If you follow my blog you know that I recently graduated from a coding bootcamp and started work as a web developer.
I can't believe I've been on the job about a month already! Here are some of the tips and pitfalls I've come across during my first month.
React Hooks are Amazing
The first project I worked at at web3devs used React Hooks extensively. Before working at web3devs I had been putting off learning hooks. I didn't see the point of adding Hooks when React already seemed to work fine.
I find that my components are more composable, flexible, and fun to use.
HTML5 has a Built-in API for Form Validation, But Use Cases Are Limited.
If you've ever added
required to an input field, then you've used HTML5's built-in api for form validation.
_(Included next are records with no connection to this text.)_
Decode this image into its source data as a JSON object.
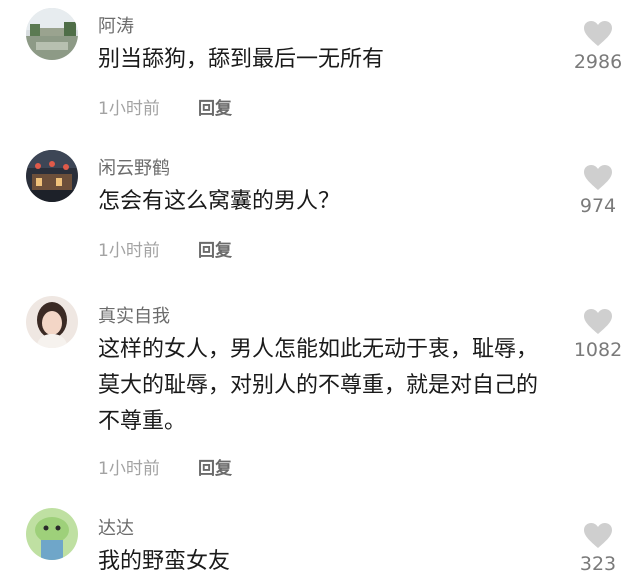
{
  "comments": [
    {
      "username": "阿涛",
      "text": "别当舔狗，舔到最后一无所有",
      "time": "1小时前",
      "reply_label": "回复",
      "likes": "2986",
      "avatar_icon": "landscape-photo-avatar"
    },
    {
      "username": "闲云野鹤",
      "text": "怎会有这么窝囊的男人？",
      "time": "1小时前",
      "reply_label": "回复",
      "likes": "974",
      "avatar_icon": "night-street-photo-avatar"
    },
    {
      "username": "真实自我",
      "text": "这样的女人，男人怎能如此无动于衷，耻辱，莫大的耻辱，对别人的不尊重，就是对自己的不尊重。",
      "time": "1小时前",
      "reply_label": "回复",
      "likes": "1082",
      "avatar_icon": "portrait-photo-avatar"
    },
    {
      "username": "达达",
      "text": "我的野蛮女友",
      "time": "",
      "reply_label": "",
      "likes": "323",
      "avatar_icon": "cartoon-character-avatar"
    }
  ],
  "icons": {
    "like": "heart-icon"
  },
  "colors": {
    "username": "#6b6b6b",
    "text": "#1a1a1a",
    "time": "#a3a3a3",
    "heart": "#cfcfcf",
    "like_count": "#7a7a7a"
  }
}
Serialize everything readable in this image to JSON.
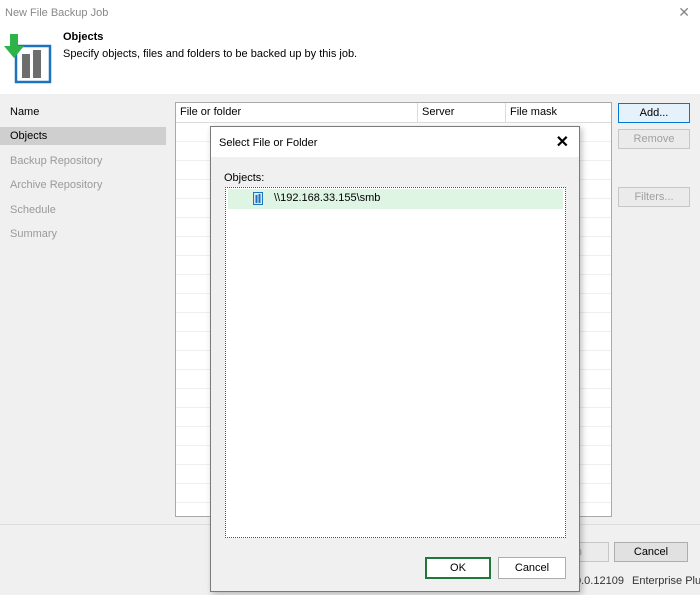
{
  "window": {
    "title": "New File Backup Job",
    "close_glyph": "✕"
  },
  "header": {
    "title": "Objects",
    "description": "Specify objects, files and folders to be backed up by this job.",
    "icon": "backup-job-icon"
  },
  "nav": {
    "items": [
      {
        "label": "Name",
        "state": "normal"
      },
      {
        "label": "Objects",
        "state": "active"
      },
      {
        "label": "Backup Repository",
        "state": "disabled"
      },
      {
        "label": "Archive Repository",
        "state": "disabled"
      },
      {
        "label": "Schedule",
        "state": "disabled"
      },
      {
        "label": "Summary",
        "state": "disabled"
      }
    ]
  },
  "table": {
    "columns": [
      "File or folder",
      "Server",
      "File mask"
    ]
  },
  "side_buttons": {
    "add": "Add...",
    "remove": "Remove",
    "filters": "Filters..."
  },
  "footer": {
    "cancel": "Cancel",
    "finish_partial": "h",
    "version_partial": "0.0.12109",
    "edition_partial": "Enterprise Plus f"
  },
  "dialog": {
    "title": "Select File or Folder",
    "close_glyph": "✕",
    "objects_label": "Objects:",
    "items": [
      {
        "label": "\\\\192.168.33.155\\smb",
        "icon": "share-icon"
      }
    ],
    "ok": "OK",
    "cancel": "Cancel"
  },
  "colors": {
    "selected_row": "#dff5e3",
    "ok_border": "#1f7a3a",
    "nav_active": "#cfcfcf",
    "accent_green": "#2eb34a",
    "icon_blue": "#1e73be"
  }
}
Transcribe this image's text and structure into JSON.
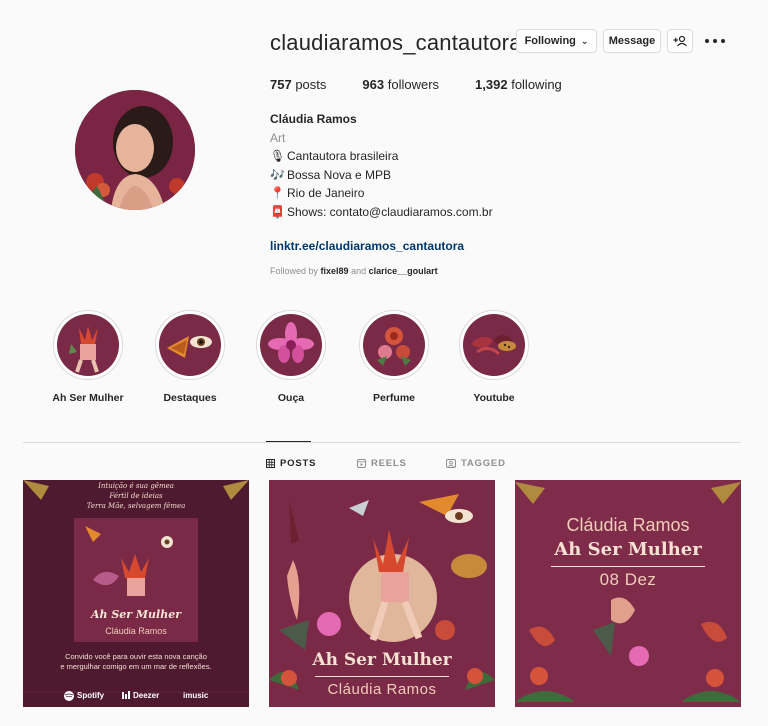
{
  "profile": {
    "username": "claudiaramos_cantautora",
    "following_label": "Following",
    "message_label": "Message",
    "suggest_label": "+Α"
  },
  "stats": {
    "posts": "757",
    "posts_label": "posts",
    "followers": "963",
    "followers_label": "followers",
    "following": "1,392",
    "following_label": "following"
  },
  "bio": {
    "name": "Cláudia Ramos",
    "category": "Art",
    "lines": [
      {
        "icon": "🎙",
        "text": "Cantautora brasileira"
      },
      {
        "icon": "🎶",
        "text": "Bossa Nova e MPB"
      },
      {
        "icon": "📍",
        "text": "Rio de Janeiro"
      },
      {
        "icon": "📮",
        "text": "Shows: contato@claudiaramos.com.br"
      }
    ],
    "link": "linktr.ee/claudiaramos_cantautora",
    "followed_by_prefix": "Followed by",
    "followed_by_user1": "fixel89",
    "followed_by_and": "and",
    "followed_by_user2": "clarice__goulart"
  },
  "highlights": [
    {
      "label": "Ah Ser Mulher"
    },
    {
      "label": "Destaques"
    },
    {
      "label": "Ouça"
    },
    {
      "label": "Perfume"
    },
    {
      "label": "Youtube"
    }
  ],
  "tabs": {
    "posts": "POSTS",
    "reels": "REELS",
    "tagged": "TAGGED"
  },
  "posts": {
    "p1": {
      "poem1": "Intuição é sua gêmea",
      "poem2": "Fértil de ideias",
      "poem3": "Terra Mãe, selvagem fêmea",
      "title": "Ah Ser Mulher",
      "artist": "Cláudia Ramos",
      "invite1": "Convido você para ouvir esta nova canção",
      "invite2": "e mergulhar comigo em um mar de reflexões.",
      "svc1": "Spotify",
      "svc2": "Deezer",
      "svc3": "imusic"
    },
    "p2": {
      "title": "Ah Ser Mulher",
      "artist": "Cláudia Ramos"
    },
    "p3": {
      "artist": "Cláudia Ramos",
      "title": "Ah Ser Mulher",
      "date": "08 Dez"
    }
  },
  "colors": {
    "wine": "#7a2a47",
    "dark_wine": "#4f1a30",
    "link": "#00376b",
    "muted": "#8e8e8e"
  }
}
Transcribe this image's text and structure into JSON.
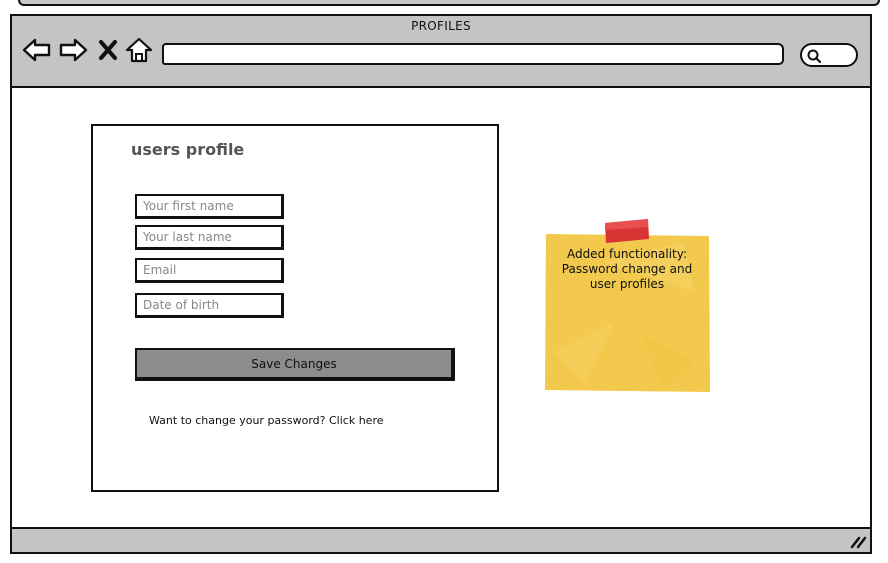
{
  "window": {
    "title": "PROFILES",
    "address_value": ""
  },
  "nav": {
    "icons": [
      "back-arrow-icon",
      "forward-arrow-icon",
      "close-icon",
      "home-icon"
    ]
  },
  "form": {
    "title": "users profile",
    "fields": [
      {
        "placeholder": "Your first name",
        "value": ""
      },
      {
        "placeholder": "Your last name",
        "value": ""
      },
      {
        "placeholder": "Email",
        "value": ""
      },
      {
        "placeholder": "Date of birth",
        "value": ""
      }
    ],
    "save_label": "Save Changes",
    "password_link": "Want to change your password? Click here"
  },
  "sticky_note": {
    "line1": "Added functionality:",
    "line2": "Password change and",
    "line3": "user profiles",
    "note_color": "#f2c94c",
    "tape_color": "#d93434"
  },
  "colors": {
    "chrome": "#c4c4c4",
    "button": "#8c8c8c",
    "outline": "#111111"
  }
}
required is a simple way to prevent a user from submitting a form if they, e.g., forgot to enter their email in the form. If the use clicks submit, a standard message will pop up telling the user that the field is required.
However, using the native HTML5 form validation causes some issues when you're working in a react project. Specifically, it gives the browser's DOM control over input fields (making it an uncontrolled component), whereas most react forms should use the virtual DOM (making it a controlled component).
One of my favorite bloggers, Flavio Copes, eloquently explains the importance of controlled components:
There are two main ways of handling forms in React, which differ on a fundamental level: how data is managed.
- if the data is handled by the DOM, we call them uncontrolled components
- if the data is handled by the components we call them controlled components
As you can imagine, controlled components is what you will use most of the time.
My personal approach is to add
required to a form input, then use the
.checkValidity() api in the handleSubmit function.
git mv To Rename and Move Files
The toughest bug I've ran into so far was a
git merge issue caused because I didn't use
git mv. Using
git mv to rename and move files lets you be explicit about your intention and helps to avoid some errors.
Here is a fantastic article on git mv explaining this issue. And no I didn't find this article until after I resolved the bug. 😞.
Git projects are case-insensitive by Default.
When you initilize git in a project directory it automatically creates a config file. In that config file, you will see a line that says
ignorecase = true. This means that if you rename a folder from "Components" to "components", on GitHub the folder will still be called "Components."
This issue came up simultaneously with my
git mv bug, which lead to some very interesting behavior.